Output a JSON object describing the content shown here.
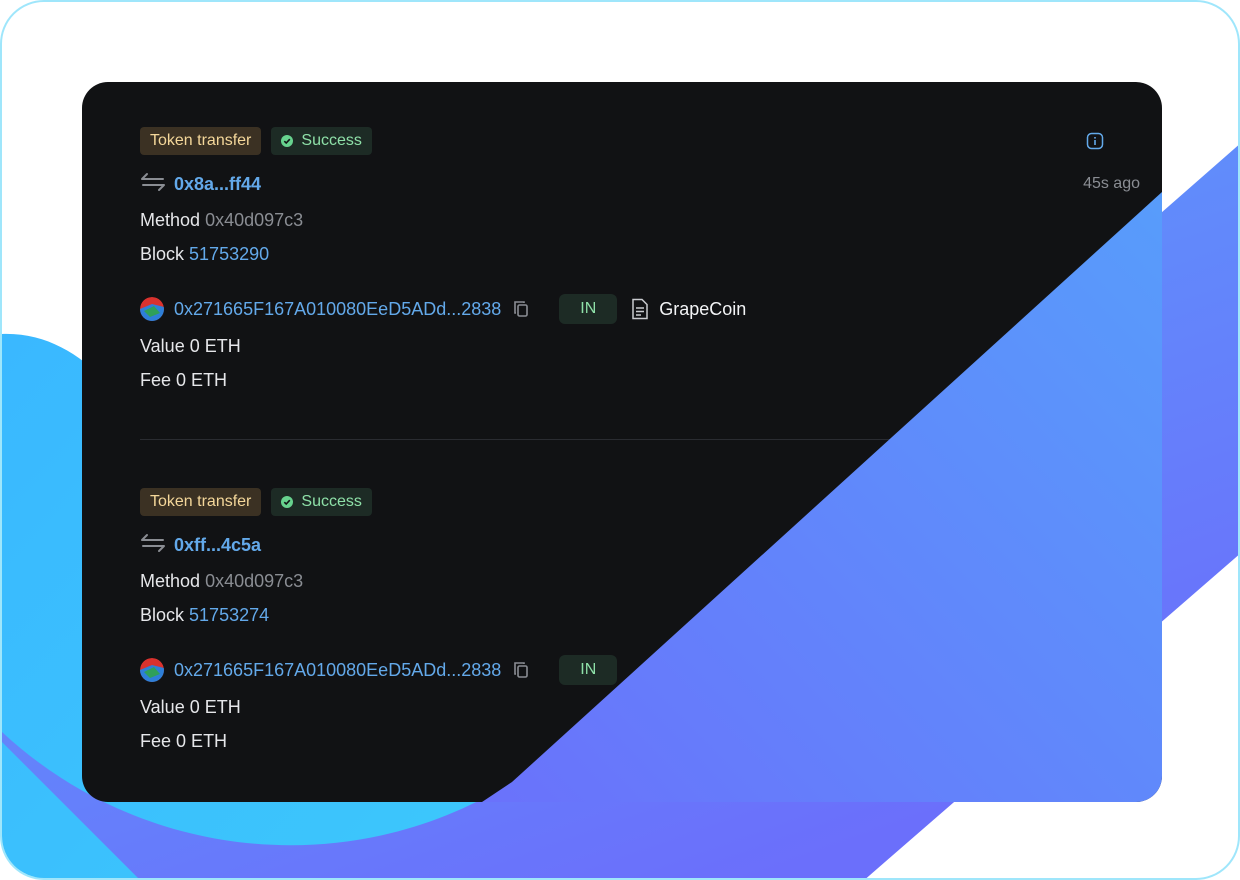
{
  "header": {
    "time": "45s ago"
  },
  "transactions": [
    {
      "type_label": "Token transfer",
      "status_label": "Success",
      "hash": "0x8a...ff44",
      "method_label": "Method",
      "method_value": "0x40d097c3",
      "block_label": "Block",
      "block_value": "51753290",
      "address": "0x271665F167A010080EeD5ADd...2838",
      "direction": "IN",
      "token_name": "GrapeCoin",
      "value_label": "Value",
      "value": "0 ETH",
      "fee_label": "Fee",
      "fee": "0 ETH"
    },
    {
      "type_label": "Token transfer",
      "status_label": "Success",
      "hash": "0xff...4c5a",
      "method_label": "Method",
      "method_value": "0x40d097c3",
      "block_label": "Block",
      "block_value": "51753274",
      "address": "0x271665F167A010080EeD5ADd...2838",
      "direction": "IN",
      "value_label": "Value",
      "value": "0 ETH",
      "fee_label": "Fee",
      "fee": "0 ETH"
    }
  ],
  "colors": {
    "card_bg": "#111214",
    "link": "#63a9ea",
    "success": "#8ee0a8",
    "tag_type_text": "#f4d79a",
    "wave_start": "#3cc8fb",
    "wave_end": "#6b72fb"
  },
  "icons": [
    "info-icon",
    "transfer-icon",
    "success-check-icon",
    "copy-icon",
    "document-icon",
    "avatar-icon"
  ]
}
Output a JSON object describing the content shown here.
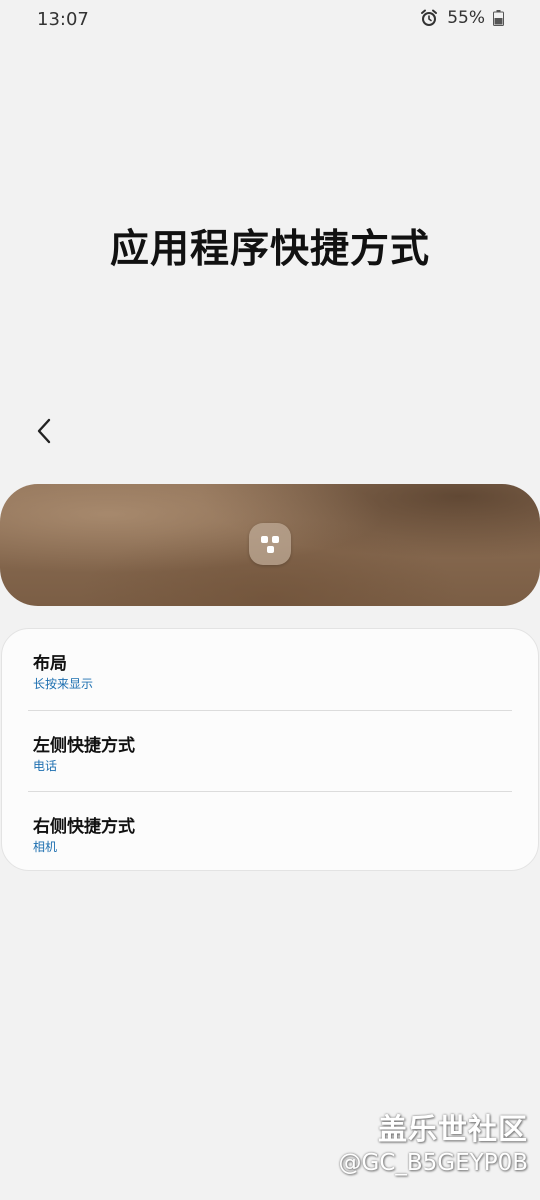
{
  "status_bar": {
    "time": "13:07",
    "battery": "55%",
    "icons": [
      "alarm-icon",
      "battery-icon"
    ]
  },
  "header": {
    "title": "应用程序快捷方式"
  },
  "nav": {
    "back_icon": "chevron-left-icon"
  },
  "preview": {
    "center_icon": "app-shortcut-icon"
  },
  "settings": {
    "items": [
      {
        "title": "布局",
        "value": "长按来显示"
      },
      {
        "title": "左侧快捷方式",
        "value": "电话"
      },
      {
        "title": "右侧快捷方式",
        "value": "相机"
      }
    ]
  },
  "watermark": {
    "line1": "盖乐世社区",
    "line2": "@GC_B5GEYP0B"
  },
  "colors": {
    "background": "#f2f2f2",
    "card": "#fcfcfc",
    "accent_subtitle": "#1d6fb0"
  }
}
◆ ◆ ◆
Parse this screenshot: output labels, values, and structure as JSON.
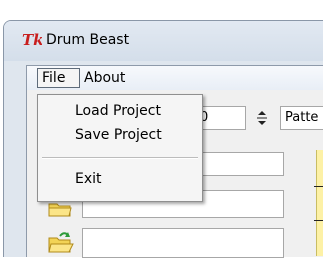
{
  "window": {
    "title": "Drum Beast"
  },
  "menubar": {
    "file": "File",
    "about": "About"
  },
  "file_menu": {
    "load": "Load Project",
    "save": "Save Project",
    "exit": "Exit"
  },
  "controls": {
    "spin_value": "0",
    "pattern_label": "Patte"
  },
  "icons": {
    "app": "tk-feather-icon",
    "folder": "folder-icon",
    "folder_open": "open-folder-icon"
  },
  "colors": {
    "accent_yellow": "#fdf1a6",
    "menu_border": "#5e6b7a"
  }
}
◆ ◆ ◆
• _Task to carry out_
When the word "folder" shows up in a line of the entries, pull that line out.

• _Written answer_
    "folder": "folder-icon",
    "folder_open": "open-folder-icon"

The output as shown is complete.